Dear Bird Folks,
Like you, I try to avoid eating meat. But I also use beef suet to attract woodpeckers, which isn’t very vegetarian-ish of me. Then today I found a recipe on National Audubon’s website. It had step-by-step instructions on how to make “vegetarian suet.” I’ve attached the recipe and am wondering what you think about it. Have you ever made veggie suet?
– John, Milford, MA
Not me, John,
I’m not someone you should ask about cooking or even following a recipe. You must be confusing me with Rachael Ray. The only thing I’ve ever made in the kitchen is a mess. In fact, I just recently found out how to turn on our stove (really), which is why my wife gets suspicious anytime she hears me banging pots and pans. Consequently, I don’t dare make the recipe you sent me. It’s way beyond my skill set. Wait! I have a plan. Maybe if I just start working on your suet recipe, my wife will hear me, come running into the kitchen and take over the project. What a great idea. Let’s see if it works.
The ingredient list consists of vegetable shortening (aka, the problematic Crisco), peanut butter, corn meal, birdseed and quick oats. Right away I was stumped. I couldn’t find any “quick oats.” Truth be told, I don’t even know what they are or what makes them so quick. As I searched the cupboards in vain, I heard a very familiar voice behind me say, “What is going on here?” Ordinarily when I hear that phrase I’m in big trouble, but this time they were the words I was hoping for. I explained to my wife what I was doing and she immediately slipped into something more comfortable – her apron – and said, “Let’s get busy” (which, in this case, only meant cooking). She began heating the shortening and peanut butter, while I mixed the oats, corn meal and my specialty, birdseed. We then blended the hot greasy goo with the dry, dusty seed. It looked awful, but the peanut butter made it smell wonderful. I had the feeling that our concoction actually might work (as long as none of the neighborhood woodpeckers had peanut allergies).
Next, the instructions said to spoon the mixture into an ice cube tray. Ice cube tray? Who made this recipe, Ozzie and Harriet? I haven’t used an ice cube tray since they invented built-in icemakers over a thousand years ago. No problem; instead, we substituted small plastic tubs that coleslaw or something else once came in. The last step was to set the tubs in the freezer for two hours, but in our case it would be overnight. It was getting late and time for me to go to bed, and time for my wife to clean up the mess. Oh, calm down I’m just kidding. The rule in our house is whoever does the cooking doesn’t have to do the dishes. The clean up was totally my job, but not before I put on my sexy Playtex gloves. I can’t afford to be seen with a case of dishpan hands.

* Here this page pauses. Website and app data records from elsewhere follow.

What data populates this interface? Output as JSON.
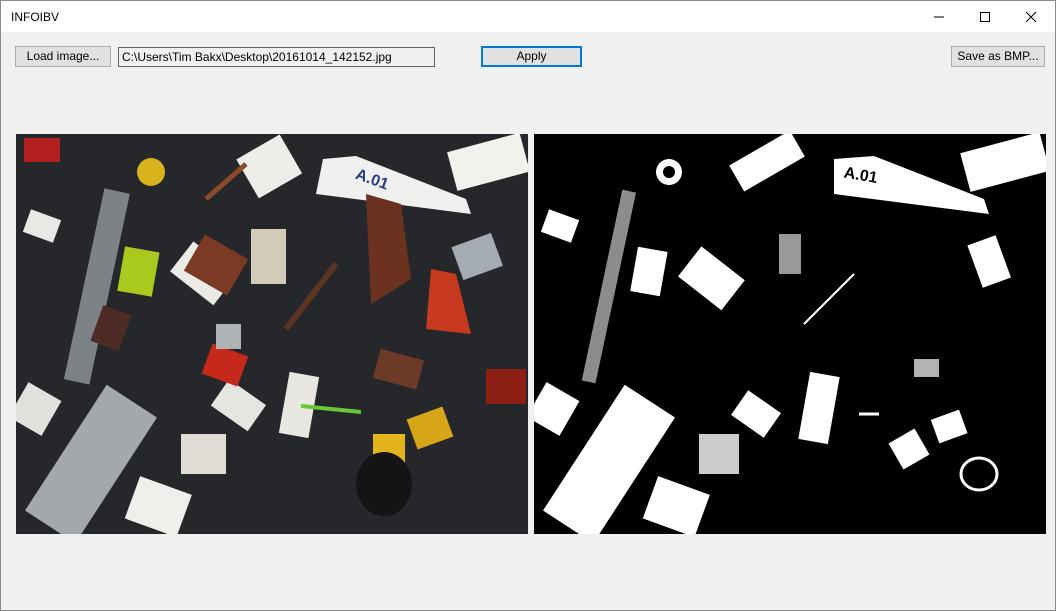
{
  "window": {
    "title": "INFOIBV"
  },
  "toolbar": {
    "load_label": "Load image...",
    "path_value": "C:\\Users\\Tim Bakx\\Desktop\\20161014_142152.jpg",
    "apply_label": "Apply",
    "save_label": "Save as BMP..."
  },
  "images": {
    "input_label": "",
    "output_label": ""
  },
  "colors": {
    "titlebar": "#ffffff",
    "window_bg": "#f0f0f0",
    "button_bg": "#e1e1e1",
    "accent": "#0078d7",
    "photo_bg": "#26272a",
    "threshold_bg": "#000000"
  },
  "icons": {
    "minimize": "minimize-icon",
    "maximize": "maximize-icon",
    "close": "close-icon"
  }
}
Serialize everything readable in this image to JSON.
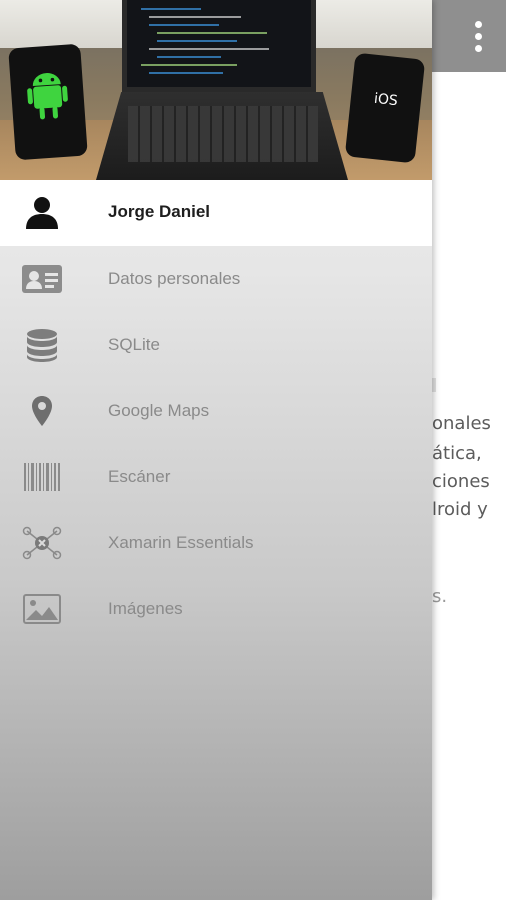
{
  "app": {
    "toolbar_color": "#8f8f8f",
    "overflow_icon": "more-vertical-icon"
  },
  "background_text": {
    "line1": "onales",
    "line2": "ática,",
    "line3": "ciones",
    "line4": "lroid y",
    "line5": "s."
  },
  "drawer": {
    "header_image": "laptop-with-android-and-ios-phones",
    "phone_right_label": "iOS",
    "user": {
      "name": "Jorge Daniel",
      "icon": "person-icon"
    },
    "items": [
      {
        "label": "Datos personales",
        "icon": "id-card-icon"
      },
      {
        "label": "SQLite",
        "icon": "database-icon"
      },
      {
        "label": "Google Maps",
        "icon": "location-pin-icon"
      },
      {
        "label": "Escáner",
        "icon": "barcode-icon"
      },
      {
        "label": "Xamarin Essentials",
        "icon": "xamarin-icon"
      },
      {
        "label": "Imágenes",
        "icon": "image-icon"
      }
    ]
  }
}
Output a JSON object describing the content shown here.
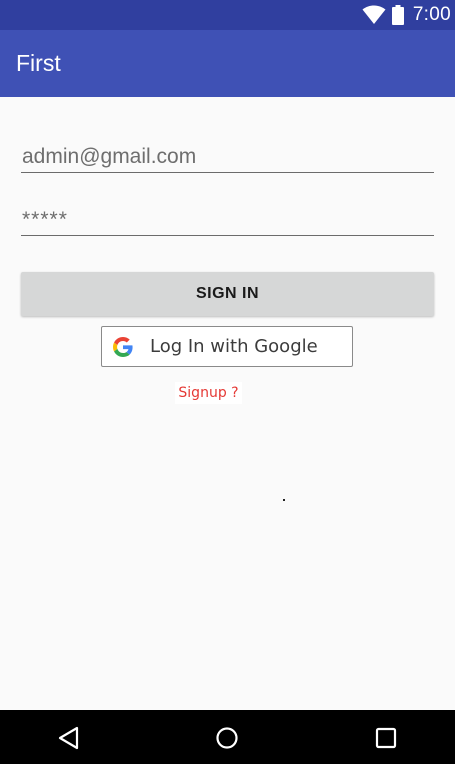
{
  "status_bar": {
    "time": "7:00"
  },
  "app_bar": {
    "title": "First"
  },
  "form": {
    "email_value": "admin@gmail.com",
    "password_value": "*****",
    "sign_in_label": "SIGN IN",
    "google_label": "Log In with Google",
    "signup_label": "Signup ?"
  },
  "colors": {
    "status_bar": "#303f9f",
    "app_bar": "#3f51b5",
    "signup_text": "#e53935"
  },
  "icons": {
    "status": [
      "wifi-icon",
      "battery-icon"
    ],
    "google": "google-g-icon",
    "nav": [
      "back-icon",
      "home-icon",
      "recents-icon"
    ]
  }
}
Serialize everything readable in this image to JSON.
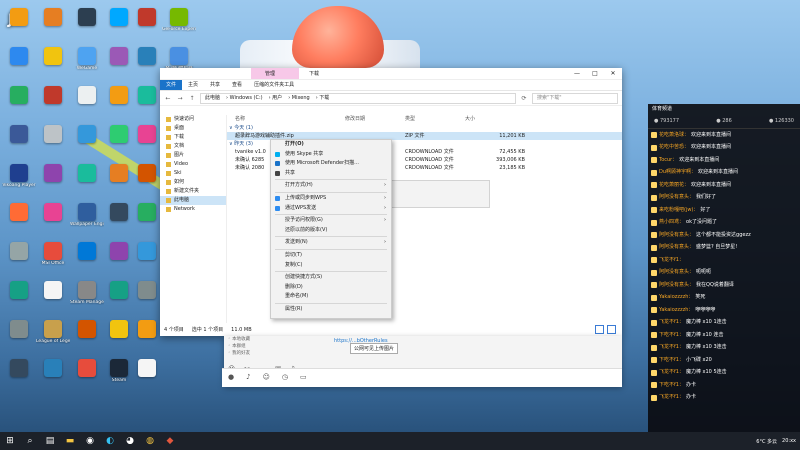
{
  "desktop": {
    "logo": "JD",
    "icons": [
      {
        "label": "",
        "color": "#f39c12"
      },
      {
        "label": "",
        "color": "#2d89ef"
      },
      {
        "label": "",
        "color": "#27ae60"
      },
      {
        "label": "",
        "color": "#3b5998"
      },
      {
        "label": "Vikoang Player",
        "color": "#1f3f8f"
      },
      {
        "label": "",
        "color": "#ff6b35"
      },
      {
        "label": "",
        "color": "#95a5a6"
      },
      {
        "label": "",
        "color": "#16a085"
      },
      {
        "label": "",
        "color": "#7f8c8d"
      },
      {
        "label": "",
        "color": "#34495e"
      },
      {
        "label": "",
        "color": "#e67e22"
      },
      {
        "label": "",
        "color": "#f1c40f"
      },
      {
        "label": "",
        "color": "#c0392b"
      },
      {
        "label": "",
        "color": "#bdc3c7"
      },
      {
        "label": "",
        "color": "#8e44ad"
      },
      {
        "label": "",
        "color": "#e84393"
      },
      {
        "label": "MSI Office",
        "color": "#e74c3c"
      },
      {
        "label": "",
        "color": "#f5f5f5"
      },
      {
        "label": "League of Legends",
        "color": "#c8a04c"
      },
      {
        "label": "",
        "color": "#2980b9"
      },
      {
        "label": "",
        "color": "#2c3e50"
      },
      {
        "label": "WeGame",
        "color": "#4ea3f1"
      },
      {
        "label": "",
        "color": "#ecf0f1"
      },
      {
        "label": "",
        "color": "#3498db"
      },
      {
        "label": "",
        "color": "#1abc9c"
      },
      {
        "label": "Wallpaper Engine",
        "color": "#2f5e9e"
      },
      {
        "label": "",
        "color": "#0078d7"
      },
      {
        "label": "Steam Manager",
        "color": "#888888"
      },
      {
        "label": "",
        "color": "#d35400"
      },
      {
        "label": "",
        "color": "#e74c3c"
      },
      {
        "label": "",
        "color": "#00a8ff"
      },
      {
        "label": "",
        "color": "#9b59b6"
      },
      {
        "label": "",
        "color": "#f39c12"
      },
      {
        "label": "",
        "color": "#2ecc71"
      },
      {
        "label": "",
        "color": "#e67e22"
      },
      {
        "label": "",
        "color": "#34495e"
      },
      {
        "label": "",
        "color": "#8e44ad"
      },
      {
        "label": "",
        "color": "#16a085"
      },
      {
        "label": "",
        "color": "#f1c40f"
      },
      {
        "label": "Steam",
        "color": "#1b2838"
      },
      {
        "label": "",
        "color": "#c0392b"
      },
      {
        "label": "",
        "color": "#2980b9"
      },
      {
        "label": "",
        "color": "#1abc9c"
      },
      {
        "label": "",
        "color": "#e84393"
      },
      {
        "label": "",
        "color": "#d35400"
      },
      {
        "label": "",
        "color": "#27ae60"
      },
      {
        "label": "",
        "color": "#3498db"
      },
      {
        "label": "",
        "color": "#7f8c8d"
      },
      {
        "label": "",
        "color": "#f39c12"
      },
      {
        "label": "",
        "color": "#f5f5f5"
      },
      {
        "label": "GeForce Experience",
        "color": "#76b900"
      },
      {
        "label": "MuMu模拟器",
        "color": "#4a90e2"
      }
    ]
  },
  "explorer": {
    "ribbon_tabs": [
      "文件",
      "主页",
      "共享",
      "查看",
      "压缩的文件夹工具"
    ],
    "title": "下载",
    "manage_tab": "管理",
    "breadcrumb": [
      "此电脑",
      "Windows (C:)",
      "用户",
      "Mixeng",
      "下载"
    ],
    "search_placeholder": "搜索\"下载\"",
    "nav_items": [
      "快速访问",
      "桌面",
      "下载",
      "文档",
      "图片",
      "Video",
      "Ski",
      "如何",
      "新建文件夹",
      "此电脑",
      "Network"
    ],
    "selected_nav": "此电脑",
    "columns": [
      "名称",
      "修改日期",
      "类型",
      "大小"
    ],
    "groups": [
      {
        "name": "今天 (1)",
        "files": [
          {
            "name": "超录辞马游戏辅助插件.zip",
            "date": "",
            "type": "ZIP 文件",
            "size": "11,201 KB",
            "selected": true
          }
        ]
      },
      {
        "name": "昨天 (3)",
        "files": [
          {
            "name": "tvanike v1.0",
            "date": "",
            "type": "CRDOWNLOAD 文件",
            "size": "72,455 KB",
            "selected": false
          },
          {
            "name": "未确认 6285",
            "date": "",
            "type": "CRDOWNLOAD 文件",
            "size": "393,006 KB",
            "selected": false
          },
          {
            "name": "未确认 2080",
            "date": "",
            "type": "CRDOWNLOAD 文件",
            "size": "23,185 KB",
            "selected": false
          }
        ]
      }
    ],
    "status_count": "4 个项目",
    "status_selected": "选中 1 个项目",
    "status_size": "11.0 MB"
  },
  "context_menu": {
    "items": [
      {
        "label": "打开(O)",
        "bold": true,
        "submenu": false,
        "icon": ""
      },
      {
        "label": "使用 Skype 共享",
        "bold": false,
        "submenu": false,
        "icon": "#00aff0"
      },
      {
        "label": "使用 Microsoft Defender扫描...",
        "bold": false,
        "submenu": false,
        "icon": "#1a73c9"
      },
      {
        "label": "共享",
        "bold": false,
        "submenu": false,
        "icon": "#444"
      },
      {
        "sep": true
      },
      {
        "label": "打开方式(H)",
        "bold": false,
        "submenu": true,
        "icon": ""
      },
      {
        "sep": true
      },
      {
        "label": "上传或同步到WPS",
        "bold": false,
        "submenu": true,
        "icon": "#2d8cf0"
      },
      {
        "label": "通过WPS发送",
        "bold": false,
        "submenu": true,
        "icon": "#2d8cf0"
      },
      {
        "sep": true
      },
      {
        "label": "授予访问权限(G)",
        "bold": false,
        "submenu": true,
        "icon": ""
      },
      {
        "label": "还原以前的版本(V)",
        "bold": false,
        "submenu": false,
        "icon": ""
      },
      {
        "sep": true
      },
      {
        "label": "发送到(N)",
        "bold": false,
        "submenu": true,
        "icon": ""
      },
      {
        "sep": true
      },
      {
        "label": "剪切(T)",
        "bold": false,
        "submenu": false,
        "icon": ""
      },
      {
        "label": "复制(C)",
        "bold": false,
        "submenu": false,
        "icon": ""
      },
      {
        "sep": true
      },
      {
        "label": "创建快捷方式(S)",
        "bold": false,
        "submenu": false,
        "icon": ""
      },
      {
        "label": "删除(D)",
        "bold": false,
        "submenu": false,
        "icon": ""
      },
      {
        "label": "重命名(M)",
        "bold": false,
        "submenu": false,
        "icon": ""
      },
      {
        "sep": true
      },
      {
        "label": "属性(R)",
        "bold": false,
        "submenu": false,
        "icon": ""
      }
    ]
  },
  "chat": {
    "link_text": "https://...bOtherRules",
    "tooltip": "公网可见上传图片",
    "left_list": [
      "本地收藏",
      "本群组",
      "我的好友"
    ],
    "toolbar_icons": [
      "smile-icon",
      "scissors-icon",
      "folder-icon",
      "image-icon",
      "mic-icon",
      "more-icon"
    ]
  },
  "stream": {
    "header": "体育频道",
    "stats": [
      "793177",
      "286",
      "126330"
    ],
    "messages": [
      {
        "badge": "",
        "user": "花吃萧洛球",
        "text": "欢迎来到本直播间"
      },
      {
        "badge": "",
        "user": "花吃中苦恐",
        "text": "欢迎来到本直播间"
      },
      {
        "badge": "",
        "user": "Tocur",
        "text": "欢迎来到本直播间"
      },
      {
        "badge": "",
        "user": "Du啊顾神宇啊",
        "text": "欢迎来到本直播间"
      },
      {
        "badge": "",
        "user": "花吃萧丽花",
        "text": "欢迎来到本直播间"
      },
      {
        "badge": "",
        "user": "阿阿没有意头",
        "text": "我们好了"
      },
      {
        "badge": "",
        "user": "来吃粉嘎吧(jw)",
        "text": "好了"
      },
      {
        "badge": "",
        "user": "燕小四鸢",
        "text": "ok了没问题了"
      },
      {
        "badge": "",
        "user": "阿阿没有意头",
        "text": "这个都不能投资达ggezz"
      },
      {
        "badge": "",
        "user": "阿阿没有意头",
        "text": "盛梦篮? 自旦梦星!"
      },
      {
        "badge": "",
        "user": "飞龙不f1",
        "text": ""
      },
      {
        "badge": "",
        "user": "阿阿没有意头",
        "text": "呃呃呃"
      },
      {
        "badge": "",
        "user": "阿阿没有意头",
        "text": "我在QQ说着翻译"
      },
      {
        "badge": "",
        "user": "Yakaiozzzzh",
        "text": "笑死"
      },
      {
        "badge": "",
        "user": "Yakaiozzzzh",
        "text": "咿咿咿咿"
      },
      {
        "badge": "",
        "user": "飞龙不f1",
        "text": "魔力棒 x10 1连击"
      },
      {
        "badge": "",
        "user": "下吃不f1",
        "text": "魔力棒 x10 连击"
      },
      {
        "badge": "",
        "user": "飞龙不f1",
        "text": "魔力棒 x10 3连击"
      },
      {
        "badge": "",
        "user": "下吃不f1",
        "text": "小飞碟 x20"
      },
      {
        "badge": "",
        "user": "飞龙不f1",
        "text": "魔力棒 x10 5连击"
      },
      {
        "badge": "",
        "user": "下吃不f1",
        "text": "办卡"
      },
      {
        "badge": "",
        "user": "飞龙不f1",
        "text": "办卡"
      }
    ]
  },
  "taskbar": {
    "weather": "6°C 多云",
    "time": "20:xx",
    "icons": [
      "windows-icon",
      "search-icon",
      "task-view-icon",
      "file-explorer-icon",
      "steam-icon",
      "edge-icon",
      "qq-icon",
      "chrome-icon",
      "app-icon"
    ]
  }
}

The next day was like Christmas morning. As soon as I woke up, I hopped out of bed and ran to the freezer. Our suet mixture had come out perfect. I immediately stuffed it into a feeder and hung it out for the birds. At this point, I didn’t know if the birds would be attracted to this new confection, but even if they weren’t, I liked the way it made our entire yard smell like yummy peanut butter (with just a hint of coleslaw). Unfortunately, I had to go to work and wouldn’t be able to sit and watch the results. I asked my wife if she would keep an eye on the feeder, but she claimed to have more important things to do. Really? What could be more important than watching birds eat fake suet? I don’t understand her sometimes.
By the time I got home it was dark, so I grabbed a flashlight and did what most men my age do when they get home from work: I went outside and inspected my suet feeder. It appeared to have a few nibbles missing, but nothing major. Hmm. I had the next day off, so I spent the morning on an intense suet stakeout. The first bird to visit the feeder was a titmouse. It took a few bites and then flew off. A minute later, several chickadees moved in and then a sparrow came by. Lots of birds were coming and going, but none of them appeared to be really digging the suet. I was hoping to see a woodpecker and eventually one showed up. It was a Downy Woodpecker and it actually seemed to enjoy what it was eating. Over the course of the next few hours, the little woodpecker returned again and again for a beak-full of my homemade suet. How about that? Eat your heart out, Rachael Ray.
Based on my few hours of testing, John, I feel the veggie suet was a success and at least worth trying. (For the exact instructions, go to Audubon.org and search for “make your own suet,” published on December 27, 2016.) And like the Christmas tree discussion we had last week, there are lots of reasons for using veggie suet. Not only is it less cruel, but also it smells good (not like disgusting beef fat) and it’s a fun family project. You could even decorate an outdoor Christmas tree with veggie suet, just use holiday-shaped molds such as stars or candy canes. And if you want your tree to look really festive, top it off with a decoration in the shape of a tub of coleslaw. I hear that’s the new in thing this year.